- **What is required**
Restate, word for word, each entry that follows, but skip its pictures.

- **Given entries**

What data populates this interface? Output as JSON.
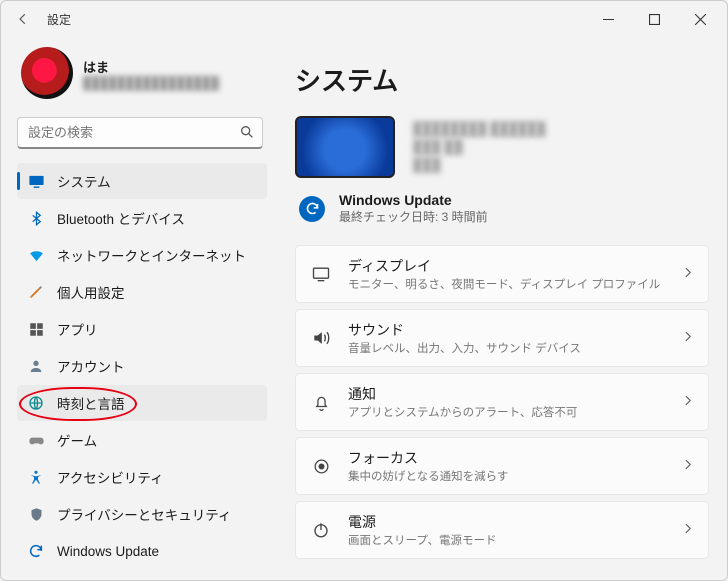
{
  "window": {
    "title": "設定"
  },
  "user": {
    "name": "はま",
    "email_masked": "████████████████"
  },
  "search": {
    "placeholder": "設定の検索"
  },
  "sidebar": {
    "items": [
      {
        "label": "システム"
      },
      {
        "label": "Bluetooth とデバイス"
      },
      {
        "label": "ネットワークとインターネット"
      },
      {
        "label": "個人用設定"
      },
      {
        "label": "アプリ"
      },
      {
        "label": "アカウント"
      },
      {
        "label": "時刻と言語"
      },
      {
        "label": "ゲーム"
      },
      {
        "label": "アクセシビリティ"
      },
      {
        "label": "プライバシーとセキュリティ"
      },
      {
        "label": "Windows Update"
      }
    ]
  },
  "main": {
    "page_title": "システム",
    "device": {
      "name_masked": "████████ ██████",
      "spec_masked": "███ ██",
      "extra_masked": "███"
    },
    "windows_update": {
      "title": "Windows Update",
      "subtitle": "最終チェック日時: 3 時間前"
    },
    "cards": [
      {
        "title": "ディスプレイ",
        "subtitle": "モニター、明るさ、夜間モード、ディスプレイ プロファイル"
      },
      {
        "title": "サウンド",
        "subtitle": "音量レベル、出力、入力、サウンド デバイス"
      },
      {
        "title": "通知",
        "subtitle": "アプリとシステムからのアラート、応答不可"
      },
      {
        "title": "フォーカス",
        "subtitle": "集中の妨げとなる通知を減らす"
      },
      {
        "title": "電源",
        "subtitle": "画面とスリープ、電源モード"
      }
    ]
  }
}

- **Solution for this problem**
What data populates this interface? Output as JSON.
{
  "window": {
    "title": "設定"
  },
  "user": {
    "name": "はま",
    "email_masked": "████████████████"
  },
  "search": {
    "placeholder": "設定の検索"
  },
  "sidebar": {
    "items": [
      {
        "label": "システム"
      },
      {
        "label": "Bluetooth とデバイス"
      },
      {
        "label": "ネットワークとインターネット"
      },
      {
        "label": "個人用設定"
      },
      {
        "label": "アプリ"
      },
      {
        "label": "アカウント"
      },
      {
        "label": "時刻と言語"
      },
      {
        "label": "ゲーム"
      },
      {
        "label": "アクセシビリティ"
      },
      {
        "label": "プライバシーとセキュリティ"
      },
      {
        "label": "Windows Update"
      }
    ]
  },
  "main": {
    "page_title": "システム",
    "device": {
      "name_masked": "████████ ██████",
      "spec_masked": "███ ██",
      "extra_masked": "███"
    },
    "windows_update": {
      "title": "Windows Update",
      "subtitle": "最終チェック日時: 3 時間前"
    },
    "cards": [
      {
        "title": "ディスプレイ",
        "subtitle": "モニター、明るさ、夜間モード、ディスプレイ プロファイル"
      },
      {
        "title": "サウンド",
        "subtitle": "音量レベル、出力、入力、サウンド デバイス"
      },
      {
        "title": "通知",
        "subtitle": "アプリとシステムからのアラート、応答不可"
      },
      {
        "title": "フォーカス",
        "subtitle": "集中の妨げとなる通知を減らす"
      },
      {
        "title": "電源",
        "subtitle": "画面とスリープ、電源モード"
      }
    ]
  }
}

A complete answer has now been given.